President Trump’s border wall, once a laughable idea for his critics, now seems a step closer to completion every day.
With guidelines and a timetable set, American construction firms have already begun bidding on the project.
As CNN reports, the owners of those firms, like Mario Burgos of New Mexico, include Americans of direct Hispanic descent — many of whom are now learning just how unforgiving their fellow citizens can be when it comes to the controversial wall:
To be clear, Burgos certainly couldn’t be labeled a die-hard Trump supporter.
He insists he didn’t vote for Trump and has made it clear that he finds some of the president’s rhetoric — particularly his controversial comments about Mexicans — “absolutely mean-spirited.”
Nonetheless, this son of Ecuadorian immigrants and owner of the Burgos Group says that, if the wall is to be built, he wants in:
“Every country in the world has borders. If you don’t have borders, you don’t have a country.”

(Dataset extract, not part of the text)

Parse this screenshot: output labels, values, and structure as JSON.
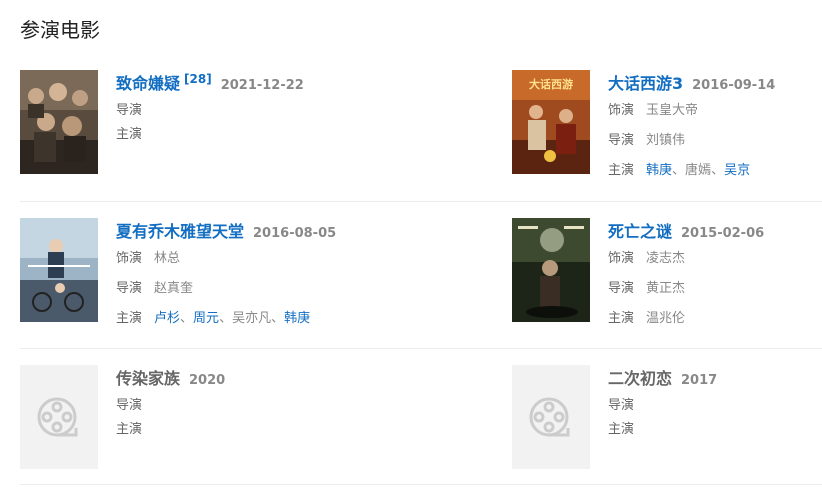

Burgos, who lives and runs his business in New Mexico, a state that has dealt with some of the country’s highest unemployment rates for months, says this choice is simple:
“We have 120 employees now working for us. Our employees have families that they need to feed just like we have families that we need to feed.”
Burgos isn’t alone, either.
Another contractor, Patrick Balcazar of a Puerto Rico-based firm, had a colorful explanation for why he wanted to build Trump’s border wall:
“Work is work. I’m not a big fan of how Lady Gaga dresses, but if I’m a tailor and she wants me to make her a dress, I will make a dress and I will tell her it looks good on her.”
Al Anderson, general manager of the Hispanic-owned KWR Construction in Arizona, views the matter much the same way:
“I try to be politically neutral in my decision-making process.
We want whatever jobs here along the border that we can get, and set aside our personal beliefs to support our employees.”
Despite their intentions, however, these business owners say they’ve been called “racist” for their efforts to keep their companies afloat and their employees paid.
It’s powerful rhetoric that even some U.S. politicians have thrown around in the past:
For these citizens, however, it’s more than just social media banter and strongly-worded letters from politicians.
Construction firm owner Michael Evangelista-Ysasaga, for example — the grandson of Mexican immigrants — is among the Hispanic contractors who have volunteered to build the border wall, and have been greeted by stolen equipment, thrown rocks, and threats on their lives in return.
In one morning alone, Evangelista-Ysasaga said that he received no fewer than five death threats from “random people calling into the office and just screaming” about his bid to build the border wall.